Return, from the material below, each line in which the word "name" is present.

### Input:
┏━━

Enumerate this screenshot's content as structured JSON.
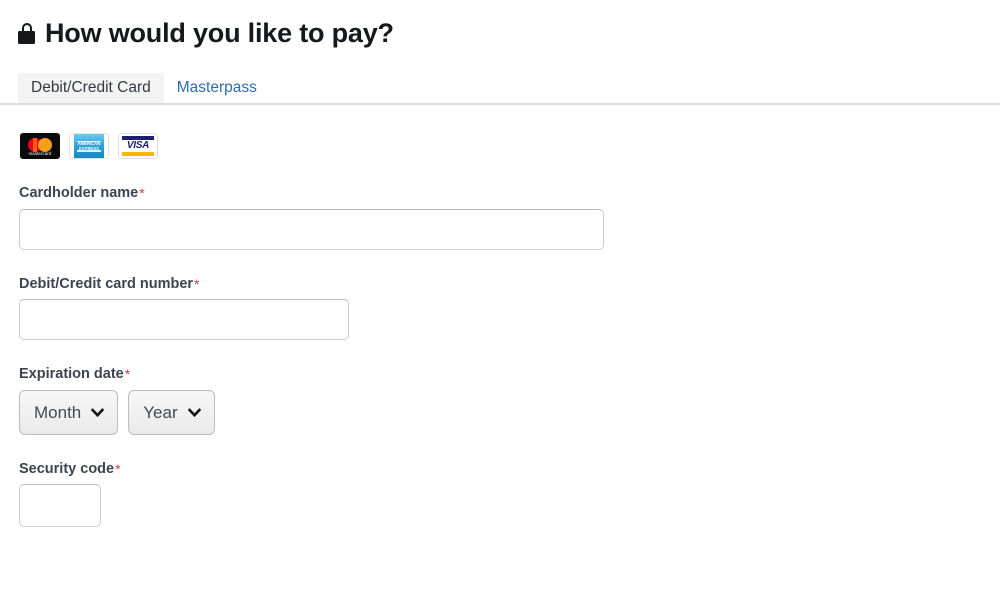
{
  "header": {
    "lock_icon": "lock-icon",
    "title": "How would you like to pay?"
  },
  "tabs": [
    {
      "label": "Debit/Credit Card",
      "active": true
    },
    {
      "label": "Masterpass",
      "active": false
    }
  ],
  "card_brands": [
    {
      "name": "mastercard",
      "text": "mastercard"
    },
    {
      "name": "american-express",
      "line1": "AMERICAN",
      "line2": "EXPRESS"
    },
    {
      "name": "visa",
      "text": "VISA"
    }
  ],
  "form": {
    "cardholder": {
      "label": "Cardholder name",
      "required_mark": "*",
      "value": "",
      "placeholder": ""
    },
    "card_number": {
      "label": "Debit/Credit card number",
      "required_mark": "*",
      "value": "",
      "placeholder": ""
    },
    "expiration": {
      "label": "Expiration date",
      "required_mark": "*",
      "month_value": "Month",
      "year_value": "Year"
    },
    "security_code": {
      "label": "Security code",
      "required_mark": "*",
      "value": "",
      "placeholder": ""
    }
  },
  "colors": {
    "link_blue": "#2b6cb8",
    "required_red": "#c9444a",
    "label_gray": "#3b454f",
    "tab_active_bg": "#f3f3f3",
    "border_gray": "#dcdcdc"
  }
}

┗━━

### Exercise response:
      "name": "mastercard",
      "name": "american-express",
      "name": "visa",
      "label": "Cardholder name",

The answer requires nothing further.